Were this the end of the story, it would be tragic, indeed. Were it the final measure of our identity, you and I would be doomed. We would be known as our failures. As I have spoken today, I hope you have heard the Holy Spirit prompting you about your fig leaves. How do you identify yourself, really? How do those in your life identify you? The great news of Jesus’ success is that how we see ourselves and how others see us need not be the end of our story. If we have identified ourselves wrongly, if we have thought of ourselves as our own masters, if we have equated ourselves with our diseases or addictions, if we have traded our glory for rags, God only demands one thing from us: repentance.
Lent is that time when we reflect upon ourselves. We focus on removing those things from our lives which separate us from our true identity, and we take on those disciplines which draw us closer to our Lord, which is where we find our true identity. Lent is also a time when we concentrate on the love that Christ bore for us despite our sins, despite our failures, despite our rags. Those temptations that He resisted remind each of us of His power to save us and of His love for each one of us. Had He chosen any path but the one that led to Calvary, you and I would still be condemned. Now, however, as Paul reminds us, we who repent and call Him Lord have been restored to God. No longer does He see us with flimsy fig leaves hiding us. No. Now He sees His Son our Lord in us, and us in Him.
Brothers and sisters, many of you come here this day with incredible burdens. Some of us are struggling with particular sins. Some of us are struggling with serious disease and even death.
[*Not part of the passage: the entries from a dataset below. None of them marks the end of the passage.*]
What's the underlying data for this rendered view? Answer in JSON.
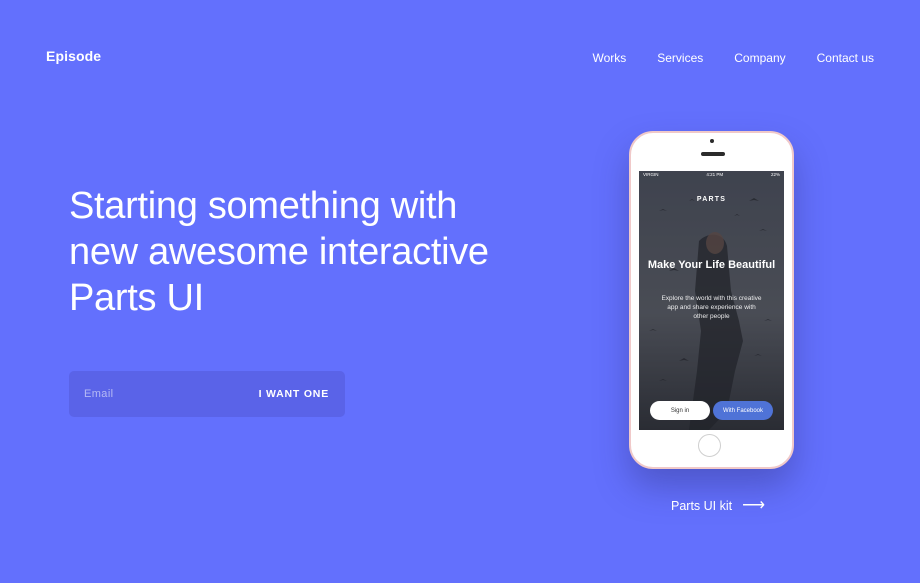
{
  "brand": "Episode",
  "nav": [
    "Works",
    "Services",
    "Company",
    "Contact us"
  ],
  "hero": {
    "headline": "Starting something with new awesome interactive Parts UI",
    "email_placeholder": "Email",
    "cta_label": "I WANT ONE"
  },
  "phone_screen": {
    "carrier": "VIRGIN",
    "time": "4:21 PM",
    "battery": "22%",
    "brand": "PARTS",
    "title": "Make Your Life Beautiful",
    "subtitle": "Explore the world with this creative app and share experience with other people",
    "signin_label": "Sign in",
    "facebook_label": "With Facebook"
  },
  "kit_link": {
    "label": "Parts UI kit",
    "arrow": "⟶"
  },
  "colors": {
    "background": "#6370fd",
    "input_bg": "#5a63e8",
    "facebook": "#4f73d7"
  }
}
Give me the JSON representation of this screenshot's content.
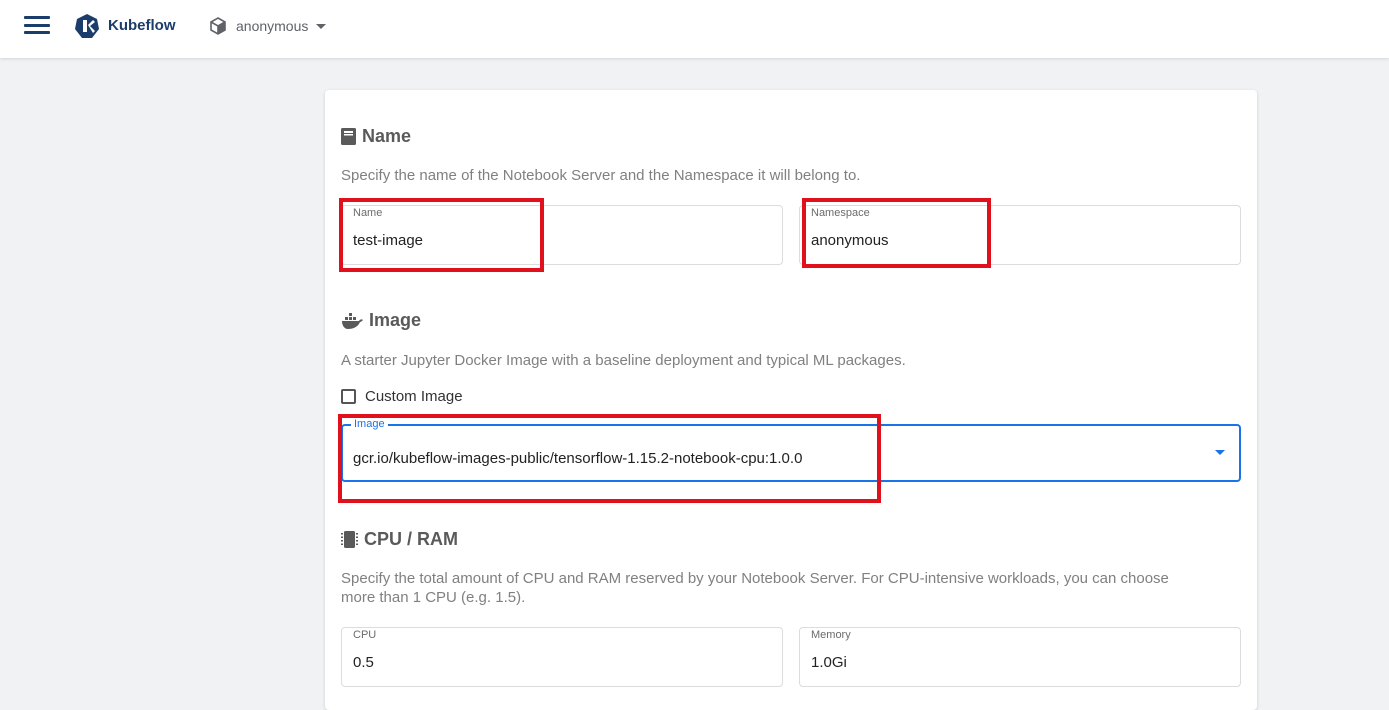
{
  "header": {
    "brand": "Kubeflow",
    "namespace": "anonymous"
  },
  "sections": {
    "name": {
      "title": "Name",
      "description": "Specify the name of the Notebook Server and the Namespace it will belong to.",
      "name_field": {
        "label": "Name",
        "value": "test-image"
      },
      "namespace_field": {
        "label": "Namespace",
        "value": "anonymous"
      }
    },
    "image": {
      "title": "Image",
      "description": "A starter Jupyter Docker Image with a baseline deployment and typical ML packages.",
      "custom_image_label": "Custom Image",
      "custom_image_checked": false,
      "image_field": {
        "label": "Image",
        "value": "gcr.io/kubeflow-images-public/tensorflow-1.15.2-notebook-cpu:1.0.0"
      }
    },
    "cpu_ram": {
      "title": "CPU / RAM",
      "description_line1": "Specify the total amount of CPU and RAM reserved by your Notebook Server. For CPU-intensive workloads, you can choose",
      "description_line2": "more than 1 CPU (e.g. 1.5).",
      "cpu_field": {
        "label": "CPU",
        "value": "0.5"
      },
      "memory_field": {
        "label": "Memory",
        "value": "1.0Gi"
      }
    }
  },
  "colors": {
    "brand": "#1b3d6b",
    "focus": "#1a73e8",
    "highlight": "#e0111c"
  }
}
Many of us are struggling in our relationships. And all of us wonder at times or even all the time whether His love extends to us, given all the fig leaves we have fashioned to cover our sins and failures. But just as the story of Genesis does not end with the curse of sin in the lives of Adam and Eve, neither do our own lives! You see, Lent leads inexorably to that wonderful Easter. You and I will watch in amazement and horror of the price Christ paid for our redemption. Better still, we will rejoice in our Lord’s faithfulness to His Son. Why? Our Lord’s obedience and glory is imputed to us, if we but repent. It really is that simple. He really does love each one of us that much.
As a discipline this week, let me encourage you to spend some time listening to God. How are you trying to identify yourself apart from Him? What ridiculous fig leaves have you fashioned to carve out your own identity? Ask around. Ask those who matter to you? Ask those who do not know you well, and pray on what you hear. Then ask yourself, are you content to keep wearing leaves and rags? Or would you rather exchange those leaves and rags for the glory of our Lord? Would you rather your Lord judge you on the the basis of your own identity? Or would you rather Him judge you on the basis of His?